In August, 2012, the bankruptcy judge in Delaware approve the sale - often described as a 'liquidation' - of Sparrows Point, and several other RG-Steel properties, to a mysterious conglomerate of Hilco Trading and Environmental Liability Transfer for the incredibly low bid of $ 72 million. This company agreed with the Steelworkers not to begin to dismantle equipment so that a potential new steel company could be found to buy and reopen the plant.  An article in The Baltimore Sun on September 9, 2012, however,   described related manufacturers who wanted to dismantle and move their equipment on site at The Point, further jeopardizing a sale and possible restart. Official figures for employment at The Point were 1,975 and the future looked gloomy. Union meetings were held with state officials about benefits like unemployment and Trade Adjustment Assistance and each worker was making individual calculations about their futures - wait for a new owner and recall, look for other work, retire?

The global economy has drastically changed the lives and expectations of the steelworkers at Sparrows Point. The bankruptcy and sale of Bethlehem Steel in December, 2003, was a fault line in the life of every steelworker and retiree from Sparrows Point. Bethlehem Steel was the only employer most of these steelworkers ever knew, so its decline, bankruptcy, sale and revival threw their lives, the lives of their families and retirees, and the lives of the community, into depression and turmoil. Many of them compared their lives to a roller coaster ride.

 The expectations of the workers were dramatically changed and the economy of the United States, and especially of eastern Baltimore County, will never be the same. The excellent story by Jamie Smith-Hopkins describes the ripple effect.

For current workers, it was easily possible to make almost $100,000.00 per year, since double-shifts and continuous work are common.

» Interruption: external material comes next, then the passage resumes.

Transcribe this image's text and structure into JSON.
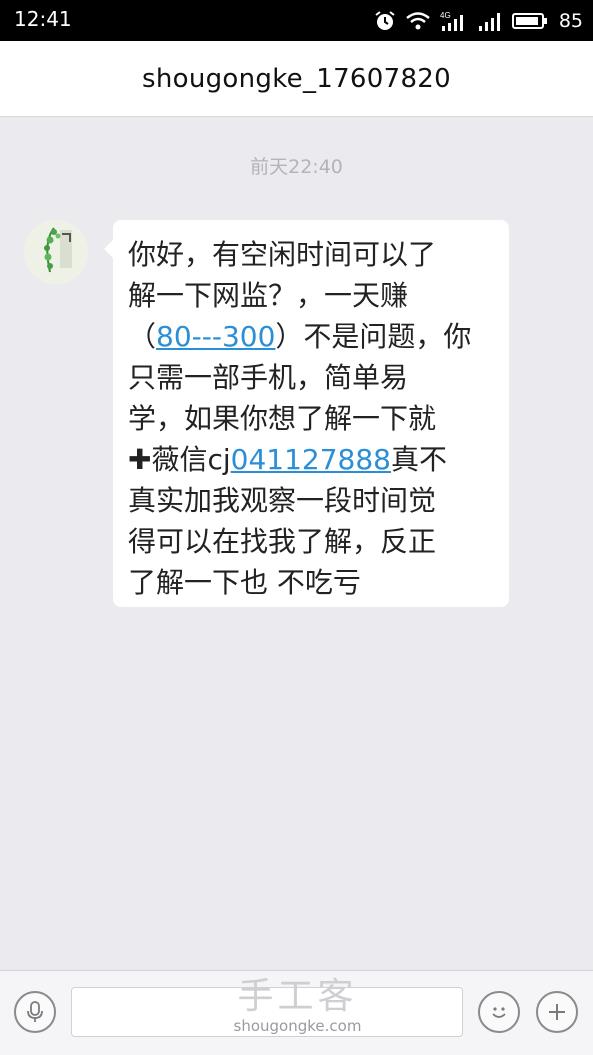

Now the future - the ' roller coaster' as many workers call it - looks uncertain.  


  Life, they all say, as if in a refrain, will never be the same.

As the industry changes and the workers at Sparrows Point are tossed around, the most accurate current information can be found on the web site of Mark Reutter' s Making Steel, or in his blog at Baltimore Brew even if his opinions are often challenged by officers of the Steelworkers.

The greatest controversy is: what happened to kill The Point? Was it Bad management by the various owners, especially the refusal of Bethlehem Steel to invest in new technology
  • Greedy union members who took all they could get and were lazy and inefficient
  • A lack of a national industrial policy in the US
  • The growth of the global steel market so that many other countries, like China, Brazil and Russia, have high-tech steel mills
  • The Consent Decree, which placed allegedly incompetent workers in higher positions
  • The failure of local and state politicians to support The Point, advocating instead for high tech industries